Gilad Katz, former Consul General of Israel to the Southwest and former advisor to Prime Minister Benjamin Netanyahu, explains that Israel taking action in Gaza against Islamic Jihad is the first time in over a decade that the government has been proactive instead of reactive in fighting Palestinian Arab terrorism.
“This is something very important because the Palestinians from their point of view, in their minds they know that they can do whatever they want to do because only if they cross the red lines, only then will Israel somehow have to react,” Katz tells Israel National News. “All of a sudden the game has changed, the rules have changed, and this is something important first of all for the Palestinians to understand the policy has changed… But I don’t think we’re at a solution. Nothing really has changed in a fundamental manner.”
Reacting to MKs from the further right-wing parties who took credit for the Prime Minister taking action against terrorists from Islamic Jihad in Gaza, Katz says that it’s the actual policy that is crucial, not who is behind it or takes credit.
“It’s a sort of a game, who will take the credit.
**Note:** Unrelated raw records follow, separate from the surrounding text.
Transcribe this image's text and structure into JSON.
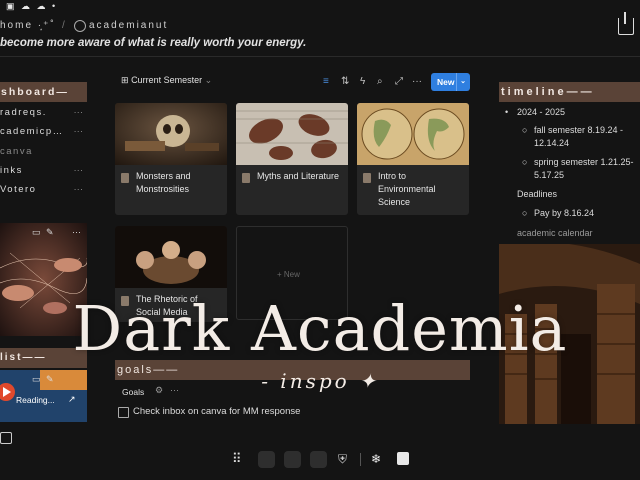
{
  "breadcrumb": {
    "home": "home ·͙⁺˚",
    "separator": "/",
    "page": "academianut"
  },
  "quote": "become more aware of what is really worth your energy.",
  "sidebar": {
    "dashboard_header": "shboard—",
    "items": [
      {
        "label": "radreqs."
      },
      {
        "label": "cademicp…"
      },
      {
        "label": "canva"
      },
      {
        "label": "inks"
      },
      {
        "label": "Votero"
      }
    ],
    "list_header": "list——",
    "reading_label": "Reading..."
  },
  "gallery": {
    "view_label": "Current Semester",
    "new_label": "New",
    "cards": [
      {
        "title": "Monsters and Monstrosities"
      },
      {
        "title": "Myths and Literature"
      },
      {
        "title": "Intro to Environmental Science"
      },
      {
        "title": "The Rhetoric of Social Media"
      }
    ],
    "new_card_label": "+ New"
  },
  "goals": {
    "header": "goals——",
    "tab": "Goals",
    "todos": [
      {
        "text": "Check inbox on canva for MM response",
        "checked": false
      }
    ]
  },
  "timeline": {
    "header": "timeline——",
    "year": "2024 - 2025",
    "fall": "fall semester 8.19.24 - 12.14.24",
    "spring": "spring semester 1.21.25- 5.17.25",
    "deadlines": "Deadlines",
    "pay": "Pay by 8.16.24",
    "calendar": "academic calendar"
  },
  "overlay": {
    "title": "Dark Academia",
    "subtitle": "- inspo ✦"
  },
  "colors": {
    "accent_header": "#5a4337",
    "new_button": "#2f7fe0",
    "background": "#141414"
  }
}
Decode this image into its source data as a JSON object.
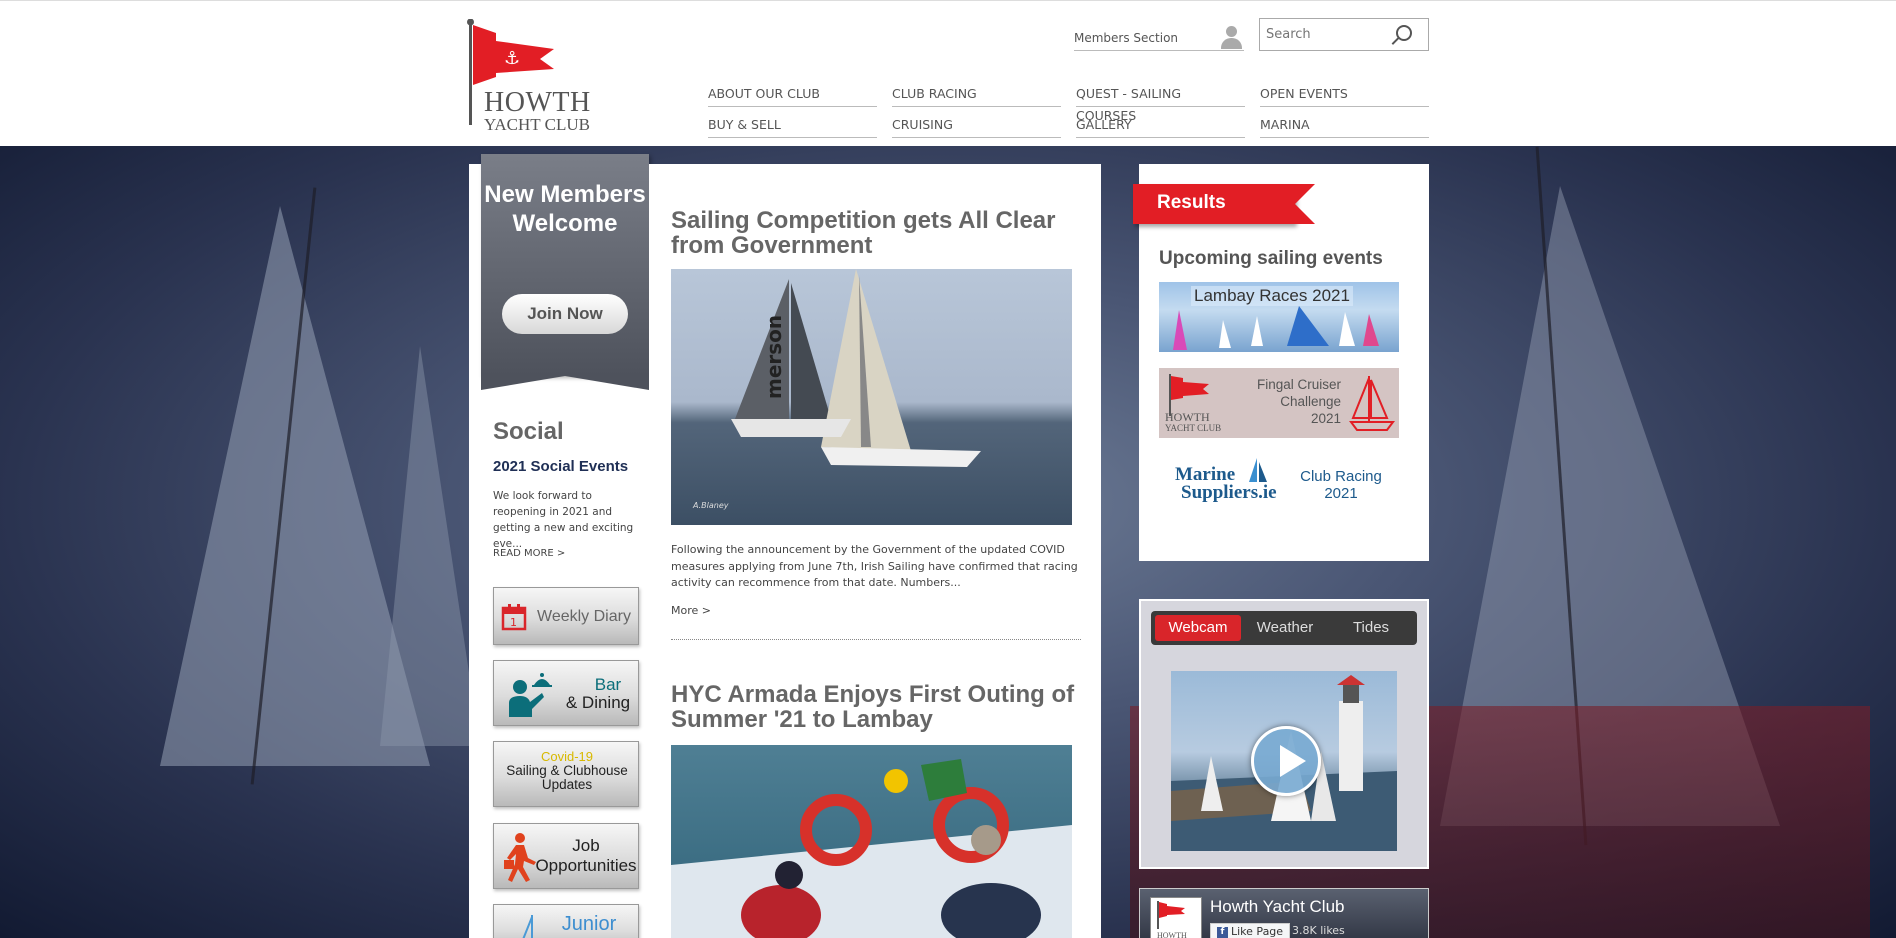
{
  "header": {
    "logo_line1": "HOWTH",
    "logo_line2": "YACHT CLUB",
    "members_label": "Members Section",
    "search_placeholder": "Search",
    "nav": [
      "ABOUT OUR CLUB",
      "CLUB RACING",
      "QUEST - SAILING COURSES",
      "OPEN EVENTS",
      "BUY & SELL",
      "CRUISING",
      "GALLERY",
      "MARINA"
    ]
  },
  "left": {
    "banner_title": "New Members Welcome",
    "join_label": "Join Now",
    "social_title": "Social",
    "social_subtitle": "2021 Social Events",
    "social_text": "We look forward to reopening in 2021 and getting a new and exciting eve...",
    "read_more": "READ MORE >",
    "buttons": {
      "diary": "Weekly Diary",
      "bar_line1": "Bar",
      "bar_line2": "& Dining",
      "covid_line1": "Covid-19",
      "covid_line2": "Sailing & Clubhouse",
      "covid_line3": "Updates",
      "job_line1": "Job",
      "job_line2": "Opportunities",
      "junior": "Junior"
    }
  },
  "articles": [
    {
      "title": "Sailing Competition gets All Clear from Government",
      "text": "Following the announcement by the Government of the updated COVID measures applying from June 7th, Irish Sailing have confirmed that racing activity can recommence from that date.  Numbers...",
      "more": "More >",
      "photo_credit": "A.Blaney"
    },
    {
      "title": "HYC Armada Enjoys First Outing of Summer '21 to Lambay"
    }
  ],
  "right": {
    "results_label": "Results",
    "upcoming_title": "Upcoming sailing events",
    "events": {
      "lambay": "Lambay Races 2021",
      "fingal_line1": "Fingal Cruiser",
      "fingal_line2": "Challenge",
      "fingal_line3": "2021",
      "marine_line1": "Marine",
      "marine_line2": "Suppliers.ie",
      "club_racing_line1": "Club Racing",
      "club_racing_line2": "2021",
      "logo_line1": "HOWTH",
      "logo_line2": "YACHT CLUB"
    }
  },
  "widget": {
    "tabs": [
      "Webcam",
      "Weather",
      "Tides"
    ],
    "active_tab": "Webcam"
  },
  "facebook": {
    "page_name": "Howth Yacht Club",
    "like_label": "Like Page",
    "likes": "3.8K likes"
  },
  "colors": {
    "brand_red": "#e21e25",
    "navy": "#1f2f55"
  }
}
I don't think that this is where we're supposed to be,” he says. “ We're talking about the government, we're talking about policy. It's not important who gets the credit. It's not important for the average Israeli… It’s more politics.”
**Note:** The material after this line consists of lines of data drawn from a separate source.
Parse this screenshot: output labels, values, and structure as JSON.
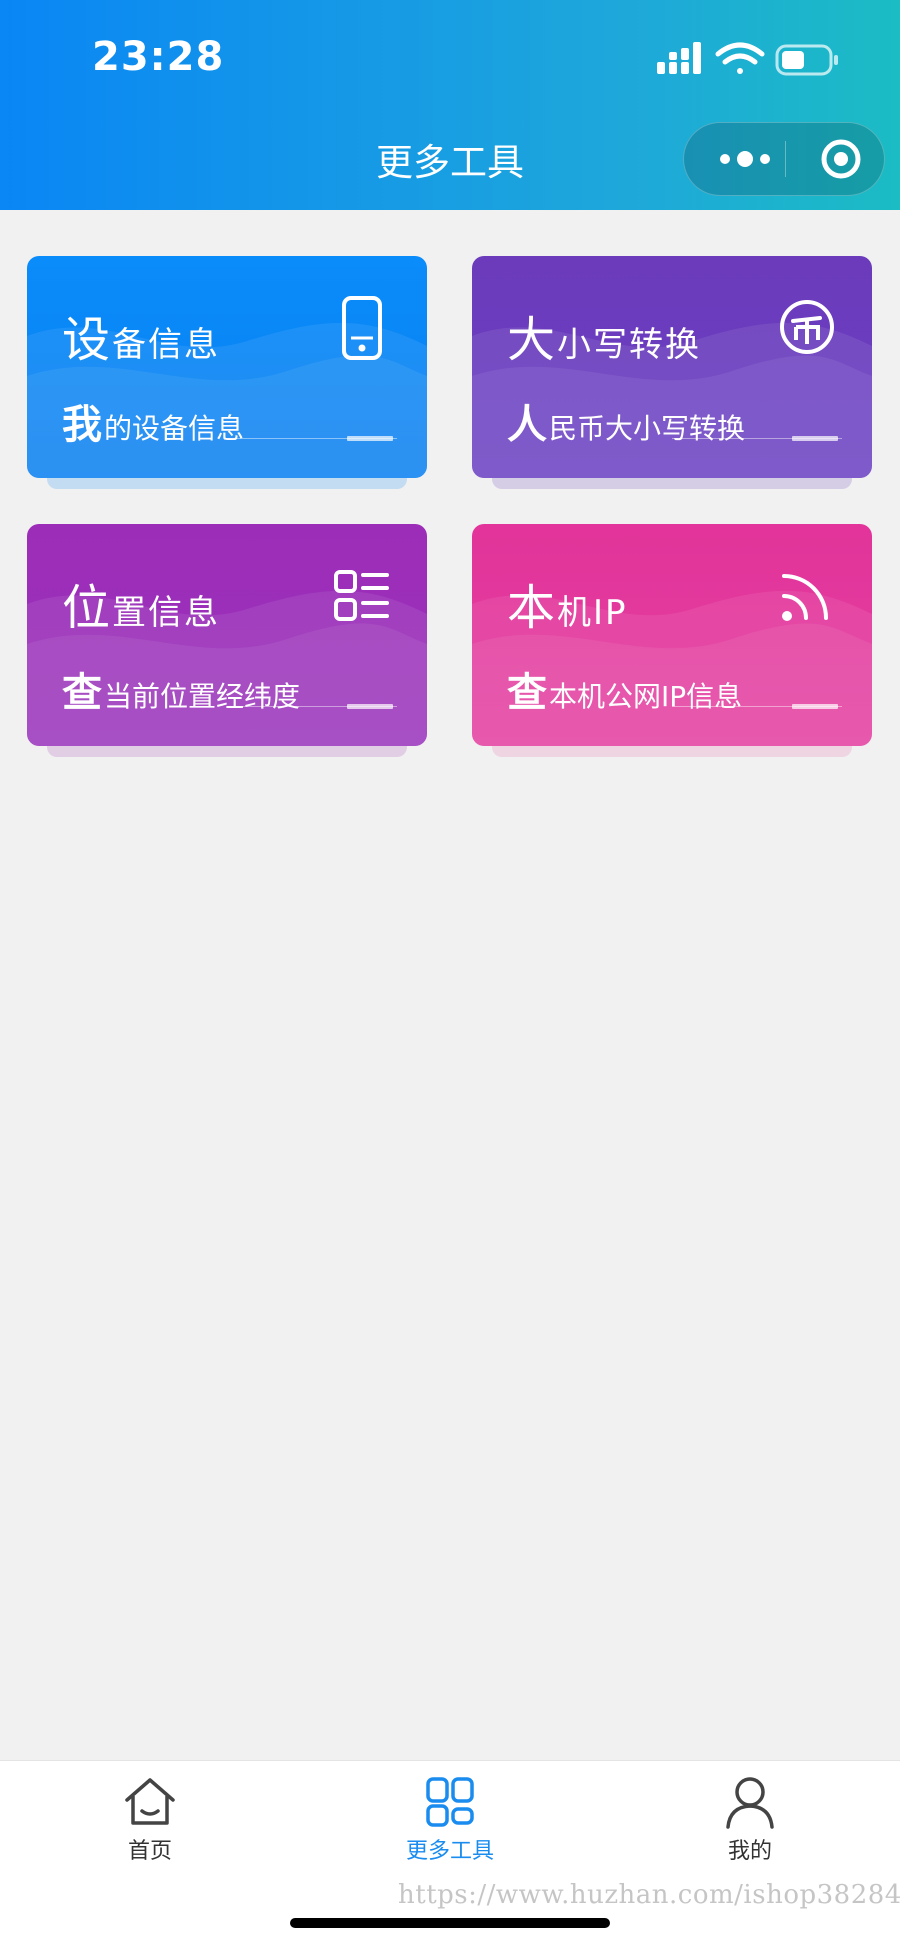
{
  "status": {
    "time": "23:28"
  },
  "nav": {
    "title": "更多工具"
  },
  "cards": [
    {
      "title_first": "设",
      "title_rest": "备信息",
      "sub_first": "我",
      "sub_rest": "的设备信息",
      "icon": "phone-icon"
    },
    {
      "title_first": "大",
      "title_rest": "小写转换",
      "sub_first": "人",
      "sub_rest": "民币大小写转换",
      "icon": "currency-icon"
    },
    {
      "title_first": "位",
      "title_rest": "置信息",
      "sub_first": "查",
      "sub_rest": "当前位置经纬度",
      "icon": "list-icon"
    },
    {
      "title_first": "本",
      "title_rest": "机IP",
      "sub_first": "查",
      "sub_rest": "本机公网IP信息",
      "icon": "rss-icon"
    }
  ],
  "tabbar": {
    "items": [
      {
        "label": "首页",
        "icon": "home-icon",
        "active": false
      },
      {
        "label": "更多工具",
        "icon": "grid-icon",
        "active": true
      },
      {
        "label": "我的",
        "icon": "user-icon",
        "active": false
      }
    ]
  },
  "watermark": "https://www.huzhan.com/ishop38284",
  "colors": {
    "header_start": "#0a86f5",
    "header_end": "#1bbcc4",
    "card_blue": "#0a8cfa",
    "card_purple": "#6b3bbb",
    "card_violet": "#9c2db8",
    "card_pink": "#e2349a",
    "tab_active": "#1a8cf0"
  }
}
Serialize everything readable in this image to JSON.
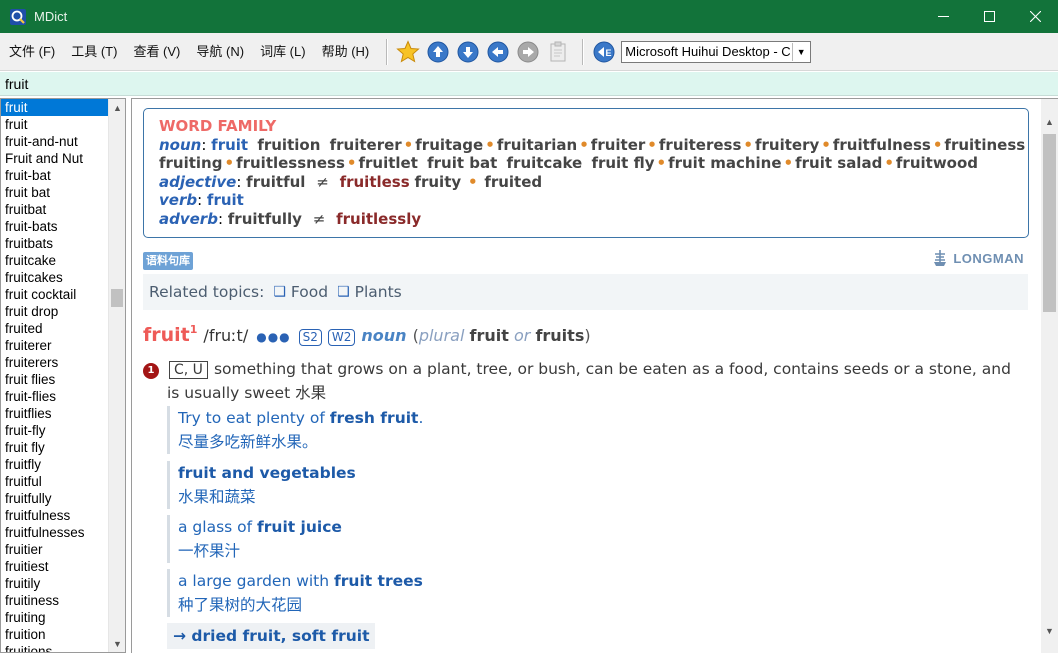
{
  "window": {
    "title": "MDict"
  },
  "menu": [
    "文件 (F)",
    "工具 (T)",
    "查看 (V)",
    "导航 (N)",
    "词库 (L)",
    "帮助 (H)"
  ],
  "toolbar": {
    "dictionary_selected": "Microsoft Huihui Desktop - C"
  },
  "search": {
    "value": "fruit"
  },
  "wordlist": {
    "selected_index": 0,
    "items": [
      "fruit",
      "fruit",
      "fruit-and-nut",
      "Fruit and Nut",
      "fruit-bat",
      "fruit bat",
      "fruitbat",
      "fruit-bats",
      "fruitbats",
      "fruitcake",
      "fruitcakes",
      "fruit cocktail",
      "fruit drop",
      "fruited",
      "fruiterer",
      "fruiterers",
      "fruit flies",
      "fruit-flies",
      "fruitflies",
      "fruit-fly",
      "fruit fly",
      "fruitfly",
      "fruitful",
      "fruitfully",
      "fruitfulness",
      "fruitfulnesses",
      "fruitier",
      "fruitiest",
      "fruitily",
      "fruitiness",
      "fruiting",
      "fruition",
      "fruitions"
    ]
  },
  "word_family": {
    "title": "WORD FAMILY",
    "noun_label": "noun",
    "noun_line1": [
      "fruit",
      "fruition",
      "fruiterer",
      "fruitage",
      "fruitarian",
      "fruiter",
      "fruiteress",
      "fruitery",
      "fruitfulness",
      "fruitiness"
    ],
    "noun_line2": [
      "fruiting",
      "fruitlessness",
      "fruitlet",
      "fruit bat",
      "fruitcake",
      "fruit fly",
      "fruit machine",
      "fruit salad",
      "fruitwood"
    ],
    "adjective_label": "adjective",
    "adjective": {
      "w1": "fruitful",
      "neq": "≠",
      "w2": "fruitless",
      "w3": "fruity",
      "w4": "fruited"
    },
    "verb_label": "verb",
    "verb": {
      "w1": "fruit"
    },
    "adverb_label": "adverb",
    "adverb": {
      "w1": "fruitfully",
      "neq": "≠",
      "w2": "fruitlessly"
    }
  },
  "corpus_badge": "语料句库",
  "publisher": "LONGMAN",
  "topics": {
    "label": "Related topics:",
    "items": [
      "Food",
      "Plants"
    ]
  },
  "entry": {
    "word": "fruit",
    "homograph": "1",
    "pronunciation": "/fruːt/",
    "frequency": "●●●",
    "tags": [
      "S2",
      "W2"
    ],
    "pos": "noun",
    "plural_open": "(",
    "plural_label": "plural",
    "plural_w1": "fruit",
    "plural_or": "or",
    "plural_w2": "fruits",
    "plural_close": ")"
  },
  "sense": {
    "number": "1",
    "grammar": "C, U",
    "def_line1": "something that grows on a plant, tree, or bush, can be eaten as a food, contains seeds or a stone, and",
    "def_line2": "is usually sweet 水果"
  },
  "examples": [
    {
      "pre": "Try to eat plenty of ",
      "bold": "fresh fruit",
      "post": ".",
      "zh": "尽量多吃新鲜水果。"
    },
    {
      "pre": "",
      "bold": "fruit and vegetables",
      "post": "",
      "zh": "水果和蔬菜"
    },
    {
      "pre": "a glass of ",
      "bold": "fruit juice",
      "post": "",
      "zh": "一杯果汁"
    },
    {
      "pre": "a large garden with ",
      "bold": "fruit trees",
      "post": "",
      "zh": "种了果树的大花园"
    }
  ],
  "crossref": {
    "arrow": "→",
    "w1": "dried fruit",
    "sep": ", ",
    "w2": "soft fruit"
  }
}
When asked whether Operation Shield and Arrow is a game changer, he remarks that it may be in the long term, but we will have to wait and see.
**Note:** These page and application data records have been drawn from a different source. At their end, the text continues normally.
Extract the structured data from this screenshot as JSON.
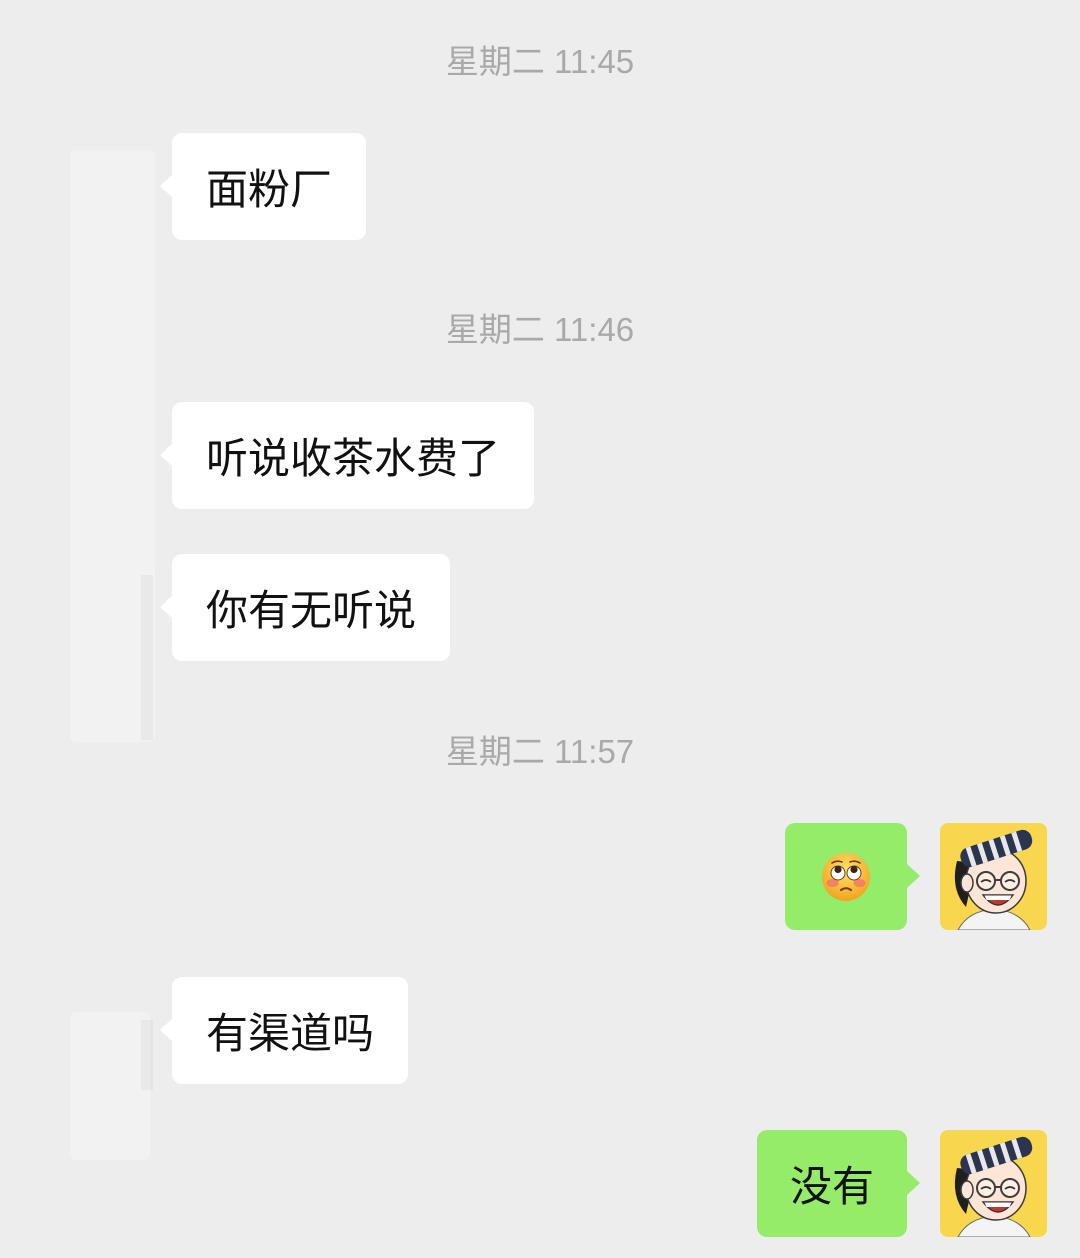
{
  "colors": {
    "background": "#ededed",
    "received_bubble": "#ffffff",
    "sent_bubble": "#95ec69",
    "timestamp": "#a9a9a9",
    "message_text": "#111111"
  },
  "chat": {
    "timestamps": [
      "星期二 11:45",
      "星期二 11:46",
      "星期二 11:57"
    ],
    "messages": [
      {
        "from_self": false,
        "text": "面粉厂"
      },
      {
        "from_self": false,
        "text": "听说收茶水费了"
      },
      {
        "from_self": false,
        "text": "你有无听说"
      },
      {
        "from_self": true,
        "emoji_icon": "flushed-face-icon"
      },
      {
        "from_self": false,
        "text": "有渠道吗"
      },
      {
        "from_self": true,
        "text": "没有"
      }
    ],
    "self_avatar_icon": "cartoon-avatar-icon",
    "other_avatar_icon": "redacted-avatar"
  }
}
He believes the fact that there was not too much pressure from the United States is a sign of continuing good relations with Washington.
“Today, the Israeli [government’s] interests are very close to the American ones,” Katz says. “Just a month ago there was one of the the larges military joint exercises between the IDF and the US Army. We have a lot of issues that we see eye to eye with. I'm talking about fighting against terror, Iran, and of course the stability of the Middle East.”
Commenting on the fact that Prime Minister Benjamin Netanyahu has not been invited to meet at the White House with President Joe Biden, he believes that it’s a fact of US politics and the Democratic primary season that is approaching.
“We have our political issues here. The same applies to Biden,” he says. “He has his politics with his own party. Up until now at least, Biden says that he is intending to run for 2024, so he has to do, according to what he thinks, [to beat] all his potential rivals within the Democratic Party [in the primaries]. But tomorrow, he’ll invite him and we’ll forget about it all.”
In terms of the Republican Party, he believes whether it’s Donald Trump or another candidate, it will be positive for Israel.
“It’s going to be exciting. Seeing Trump leading all the polls by far and we have Ron DeSantis and Nikki Haley. And I think we’ll have others. It’s still very early, I don't want to predict who will be their candidate. Whoever it will be, I think from our point of view, will be a very good ally for us.”